From the very beginning, it was understood that road access would be a key component to plans to build a commercial spaceport on desert land near Upham. That's why part of the funding for the project was to come from GRIP II a highway project that former Gov. Bill Richardson had named after himself.
There were to be two roads a northern road coming in from Truth or Consequence and a southern road coming from Hatch. The southern road is critical for Las Cruces to reap the full benefits of the spaceport, and was among the selling points made when voters here agreed to a pass a sales tax hike to supplement the funding for Spaceport America.
The northern road is now paved all the way to the spaceport.
Meanwhile, the southern road has hit another pothole. Sierra County commissioners, who in 2010 reached a joint agreement with Do-a Ana County and spaceport officials on construction of the southern road, are now balking at the prospects of living up to their end of the deal.
The agreement called for the spaceport to bear most of the cost of constructing the road, and Do-a Ana County to provide in-kind engineering services.

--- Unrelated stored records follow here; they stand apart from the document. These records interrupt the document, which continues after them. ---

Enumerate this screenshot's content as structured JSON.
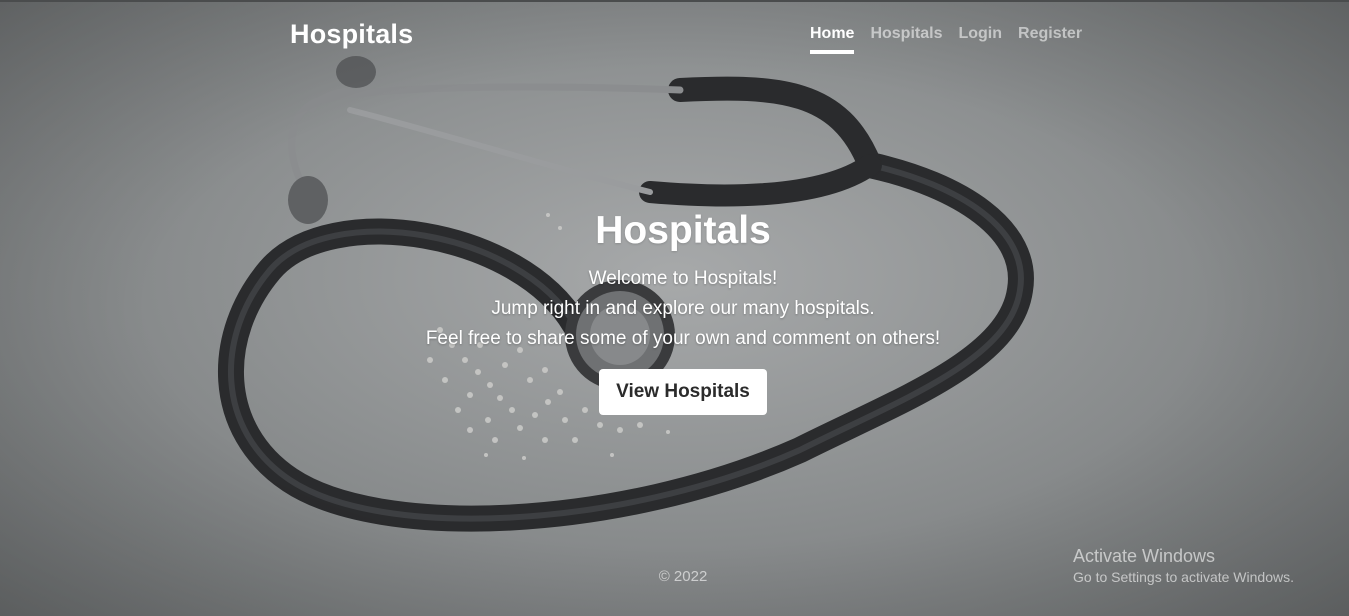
{
  "header": {
    "brand": "Hospitals",
    "nav": [
      {
        "label": "Home",
        "active": true
      },
      {
        "label": "Hospitals",
        "active": false
      },
      {
        "label": "Login",
        "active": false
      },
      {
        "label": "Register",
        "active": false
      }
    ]
  },
  "hero": {
    "title": "Hospitals",
    "lines": [
      "Welcome to Hospitals!",
      "Jump right in and explore our many hospitals.",
      "Feel free to share some of your own and comment on others!"
    ],
    "button_label": "View Hospitals"
  },
  "footer": {
    "copyright": "© 2022"
  },
  "watermark": {
    "title": "Activate Windows",
    "subtitle": "Go to Settings to activate Windows."
  },
  "colors": {
    "text": "#ffffff",
    "nav_inactive": "rgba(255,255,255,0.55)",
    "button_bg": "#ffffff",
    "button_text": "#2b2b2b"
  },
  "background": {
    "icon": "stethoscope-photo"
  }
}
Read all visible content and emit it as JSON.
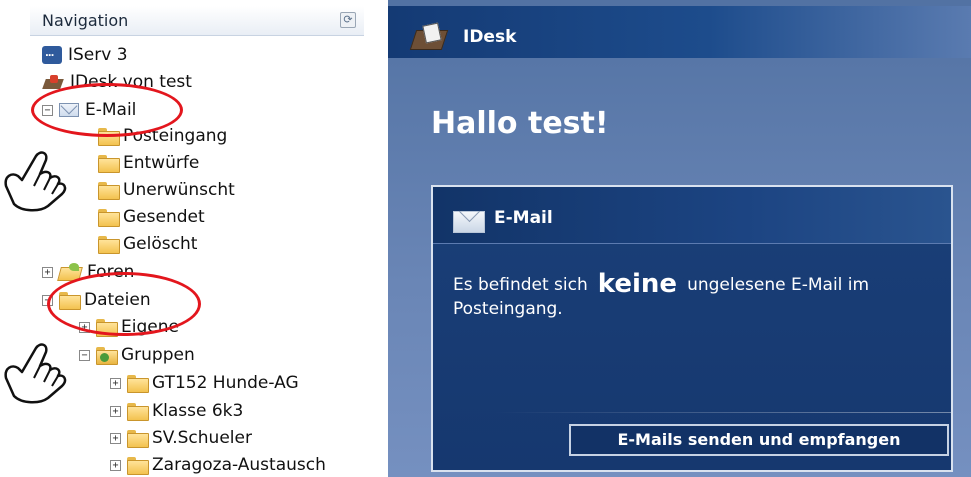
{
  "nav": {
    "title": "Navigation",
    "items": {
      "iserv": "IServ 3",
      "idesk": "IDesk von test",
      "email": "E-Mail",
      "inbox": "Posteingang",
      "drafts": "Entwürfe",
      "spam": "Unerwünscht",
      "sent": "Gesendet",
      "deleted": "Gelöscht",
      "forums": "Foren",
      "files": "Dateien",
      "own": "Eigene",
      "groups": "Gruppen",
      "group1": "GT152 Hunde-AG",
      "group2": "Klasse 6k3",
      "group3": "SV.Schueler",
      "group4": "Zaragoza-Austausch"
    }
  },
  "idesk": {
    "title": "IDesk",
    "greeting": "Hallo test!",
    "mail_box": {
      "title": "E-Mail",
      "message_prefix": "Es befindet sich",
      "message_emphasis": "keine",
      "message_suffix": "ungelesene E-Mail im Posteingang.",
      "button": "E-Mails senden und empfangen"
    }
  },
  "colors": {
    "annotation": "#e3161d",
    "idesk_background": "#5b7aab",
    "box_background": "#1a3f78"
  }
}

Once built, both counties would be responsible for maintenance.
To reduce potential future costs, Sierra County is now demanding that the elevation of the road be raised, adding $6 million to a project that was already in need of an additional $3 million to cover unexpected costs.

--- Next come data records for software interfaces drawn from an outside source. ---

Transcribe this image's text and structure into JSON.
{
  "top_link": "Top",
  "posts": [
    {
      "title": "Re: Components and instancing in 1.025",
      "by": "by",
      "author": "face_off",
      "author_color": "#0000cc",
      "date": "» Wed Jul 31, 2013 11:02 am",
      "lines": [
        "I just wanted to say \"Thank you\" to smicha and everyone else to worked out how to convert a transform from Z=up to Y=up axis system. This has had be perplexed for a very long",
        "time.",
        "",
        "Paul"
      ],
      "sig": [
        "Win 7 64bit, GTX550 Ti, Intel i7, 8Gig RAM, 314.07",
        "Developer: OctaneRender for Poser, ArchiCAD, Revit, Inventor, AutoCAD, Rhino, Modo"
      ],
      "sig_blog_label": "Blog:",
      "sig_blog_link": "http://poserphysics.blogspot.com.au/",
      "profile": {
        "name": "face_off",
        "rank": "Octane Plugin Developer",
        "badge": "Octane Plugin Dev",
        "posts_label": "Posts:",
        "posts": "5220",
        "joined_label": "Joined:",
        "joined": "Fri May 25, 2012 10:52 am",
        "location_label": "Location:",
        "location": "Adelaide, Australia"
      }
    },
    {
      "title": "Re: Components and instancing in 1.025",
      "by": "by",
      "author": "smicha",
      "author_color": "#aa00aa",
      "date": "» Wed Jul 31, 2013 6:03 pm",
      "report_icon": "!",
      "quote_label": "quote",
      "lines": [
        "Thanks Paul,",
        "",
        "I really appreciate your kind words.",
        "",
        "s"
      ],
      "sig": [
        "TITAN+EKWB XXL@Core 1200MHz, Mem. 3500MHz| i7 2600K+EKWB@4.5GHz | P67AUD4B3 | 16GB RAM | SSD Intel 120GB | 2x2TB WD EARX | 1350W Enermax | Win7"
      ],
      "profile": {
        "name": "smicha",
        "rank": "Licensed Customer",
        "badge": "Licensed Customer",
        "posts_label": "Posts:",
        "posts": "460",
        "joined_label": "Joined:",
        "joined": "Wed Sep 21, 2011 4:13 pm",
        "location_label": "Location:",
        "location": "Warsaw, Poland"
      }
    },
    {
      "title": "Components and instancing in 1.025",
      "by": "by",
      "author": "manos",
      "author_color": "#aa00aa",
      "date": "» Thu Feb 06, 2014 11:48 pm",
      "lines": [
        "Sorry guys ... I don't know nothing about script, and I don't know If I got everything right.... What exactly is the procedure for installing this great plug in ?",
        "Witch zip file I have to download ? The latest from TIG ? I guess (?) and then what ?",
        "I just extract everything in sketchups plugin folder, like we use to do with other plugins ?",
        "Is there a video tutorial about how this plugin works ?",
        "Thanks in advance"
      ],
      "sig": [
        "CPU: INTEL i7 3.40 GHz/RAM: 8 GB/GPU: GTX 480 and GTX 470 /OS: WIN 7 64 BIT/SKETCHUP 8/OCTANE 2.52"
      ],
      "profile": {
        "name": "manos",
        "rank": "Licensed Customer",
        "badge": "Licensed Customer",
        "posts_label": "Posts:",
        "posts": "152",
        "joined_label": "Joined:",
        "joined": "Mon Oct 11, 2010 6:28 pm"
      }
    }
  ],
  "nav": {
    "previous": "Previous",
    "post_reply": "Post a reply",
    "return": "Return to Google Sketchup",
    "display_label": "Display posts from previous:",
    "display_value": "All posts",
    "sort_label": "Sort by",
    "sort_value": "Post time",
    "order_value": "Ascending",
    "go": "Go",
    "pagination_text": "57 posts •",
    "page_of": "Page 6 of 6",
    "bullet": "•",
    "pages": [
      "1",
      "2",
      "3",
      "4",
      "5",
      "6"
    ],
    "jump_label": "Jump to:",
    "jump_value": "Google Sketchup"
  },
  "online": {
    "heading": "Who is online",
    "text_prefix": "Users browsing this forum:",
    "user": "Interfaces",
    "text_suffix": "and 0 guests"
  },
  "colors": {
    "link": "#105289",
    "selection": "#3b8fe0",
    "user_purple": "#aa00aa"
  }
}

Do-a Ana County commissioners have asked staff to sort out possible options to be presented later this month. One option already floated is to pave as much of the road as funding will allow, and then finish the rest later, when and if the money becomes available.
We can shake our collective fists at Sierra County, but this is our problem. They have their access road. It is our economy that will suffer if the southern road does not get completed.

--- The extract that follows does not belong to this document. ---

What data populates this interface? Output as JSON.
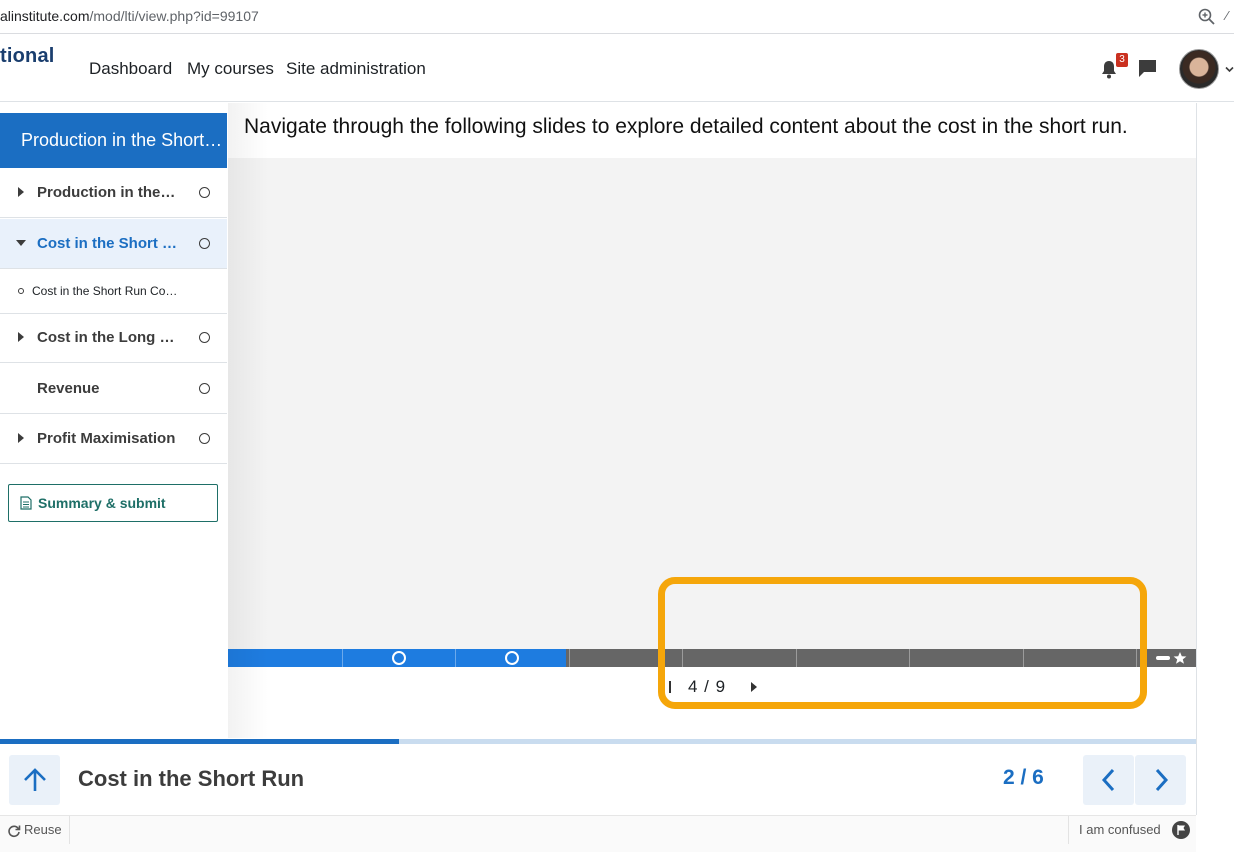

County officials have acted appropriately in seeking out all possible options as quickly as possible. Our legislative delegation, which is heavily invested in this project, also needs to be involved, as does the Spaceport Authority. A road halfway to the spaceport is not an acceptable option.
Progress on the spaceport, and on the spacecraft that will soon launch from there, is advancing. We need a resolution on the southern road before the first Virgin Galactic passengers blast off.